Yet as the human terrain shifted in Samarra, our unit (save for some outstanding officers like Major Delvaux) did not have the right military approach in place to detect those changes and adjust their strategy. Asaad implored our unit to exploit the human intelligence of his extensive tribal networks to dismantle the local insurgency and simultaneously accelerate local reconstruction and reconciliation — a double-pronged plan that never jibed with our outdated and unsynchronized military approach.
Asaad was the right man at the right moment, yet the American military watched largely from the sidelines, more concerned with PowerPoint briefings and high-profile operations than the tedious work of building relationships and rebuilding neighborhoods. In retrospect, we watched a potential awakening movement pass us by.
Later that year, when the real “awakening” occurred in neighboring Anbar Province, it was this very combination — Iraqi initiative coupled with an American commitment to on-the-ground security — that provided the tipping point. In Ramadi alone, as the tribes banded together, Americans and Iraqis occupied over 65 combat outposts throughout the city to squelch the insurgency. No such cooperation materialized in Samarra.
While substantial security, economic, and political gains have occurred in strategically significant places like Anbar, Baghdad, and throughout Iraq since 2006, I remain inherently skeptical of the situation in Samarra. Asaad’s remorseful words echo in my head: “I haven’t found anyone [else] yet”; and I can still see his tired — yet determined — eyes appealing to us to stand beside him. I have no idea what Samarra looks like today, and I won’t believe true progress has occurred there until I see it.

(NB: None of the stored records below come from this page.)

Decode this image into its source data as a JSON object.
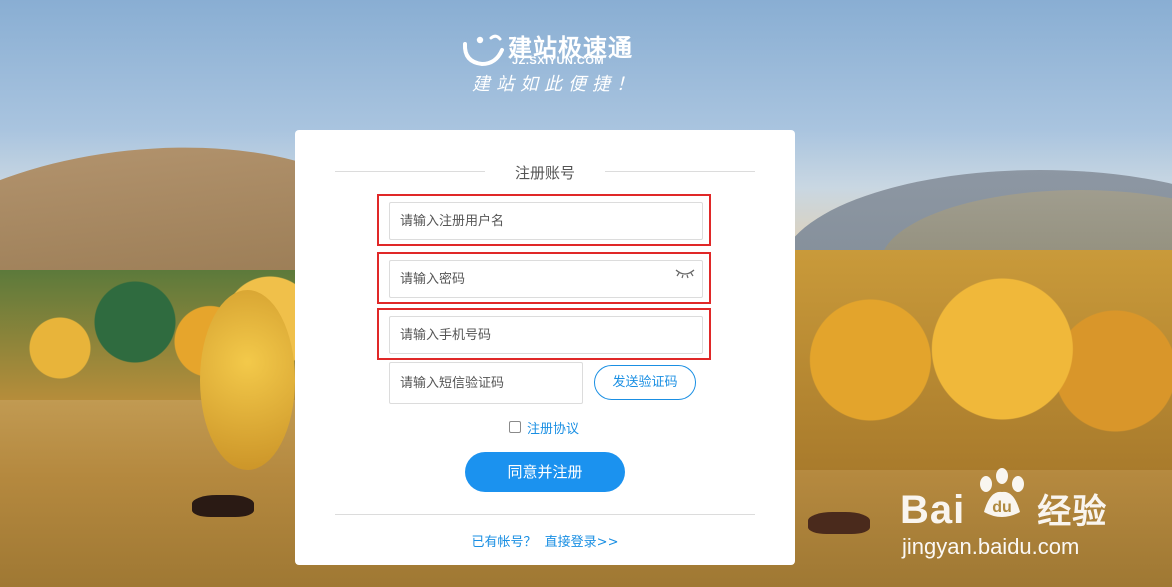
{
  "logo": {
    "name": "建站极速通",
    "domain": "JZ.SXIYUN.COM",
    "slogan": "建站如此便捷！"
  },
  "register": {
    "title": "注册账号",
    "username_placeholder": "请输入注册用户名",
    "password_placeholder": "请输入密码",
    "phone_placeholder": "请输入手机号码",
    "sms_placeholder": "请输入短信验证码",
    "send_code_label": "发送验证码",
    "agreement_label": "注册协议",
    "agreement_checked": false,
    "submit_label": "同意并注册",
    "have_account_text": "已有帐号？",
    "login_link_label": "直接登录>>"
  },
  "watermark": {
    "brand_prefix": "Bai",
    "brand_suffix": "经验",
    "url": "jingyan.baidu.com"
  },
  "colors": {
    "accent": "#1b92ef",
    "highlight_border": "#e02828"
  }
}
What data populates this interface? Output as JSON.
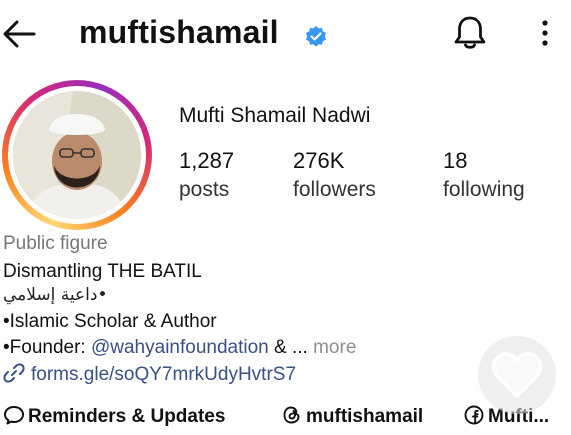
{
  "header": {
    "username": "muftishamail",
    "verified_color": "#3897f0",
    "icons": [
      "back-arrow-icon",
      "verified-badge-icon",
      "bell-icon",
      "more-vertical-icon"
    ]
  },
  "profile": {
    "full_name": "Mufti Shamail Nadwi",
    "stats": {
      "posts_count": "1,287",
      "posts_label": "posts",
      "followers_count": "276K",
      "followers_label": "followers",
      "following_count": "18",
      "following_label": "following"
    }
  },
  "bio": {
    "category": "Public figure",
    "line1": "Dismantling THE BATIL",
    "line2": "•داعية إسلامي",
    "line3": "•Islamic Scholar & Author",
    "line4_prefix": "•Founder: ",
    "line4_mention": "@wahyainfoundation",
    "line4_suffix": " & ...",
    "more_label": "more",
    "link": "forms.gle/soQY7mrkUdyHvtrS7"
  },
  "chips": {
    "chip1": "Reminders & Updates",
    "chip2": "muftishamail",
    "chip3": "Mufti..."
  },
  "colors": {
    "link": "#385185",
    "ring_gradient": [
      "#feda75",
      "#fa7e1e",
      "#d62976",
      "#962fbf"
    ]
  }
}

To that end, I’m returning to Iraq. On this trip, I’ll be taking a close look at the local political situation, the status (and stature) of Iraqi security forces, and the posture of American military units in the city. How do Samarra residents feel about upcoming provincial elections? Has Samarra found another leader — or leaders — capable of rebuilding the city and expelling al-Qaeda? Have her local security forces stepped up their role in the city? And have American forces finally employed the basic principles of counter-insurgency? Not a day has passed in the last two years that I didn’t think about Samarra — her people, her situation, and the sacrifice of our troops there.
As the Wall Street Journal reported in May 2006:
The challenges are huge. Along Samarra’s unpaved avenues, wind blows rags and plastic bags onto coils of razor wire, where they hang resembling bizarre Christmas decorations. By night, a city that was once the capital of an early Muslim empire is devoid of street life. Roadside bombings, sniper fire and mortar attacks targeting U.S. troops occur almost daily, and anti-American graffiti frequently appear on walls.
In assessing Samarra today, it will be important to keep in mind the long history of this ancient Sunni city — which has always been restive. Even during Saddam Hussein’s reign, the city was a den of thieves — crawling with criminals and dissidents alike. The lesson in Samarra has always been: expect the unexpected. No one expected the Golden Mosque to be destroyed. No one expected someone like Asaad to step up and fight, even after his entire house was destroyed. I still don’t know what to expect in Samarra.
When I arrive there tomorrow — I will be expecting the unexpected, whatever that may be.
– Pete Hegseth served in Samarra, Iraq with the 101st Airborne from December 2005 to July 2006 and will return there as an embedded correspondent for NRO as part of Vets for Freedom “Back to Iraq” effort. Pete is a captain in the Army National Guard.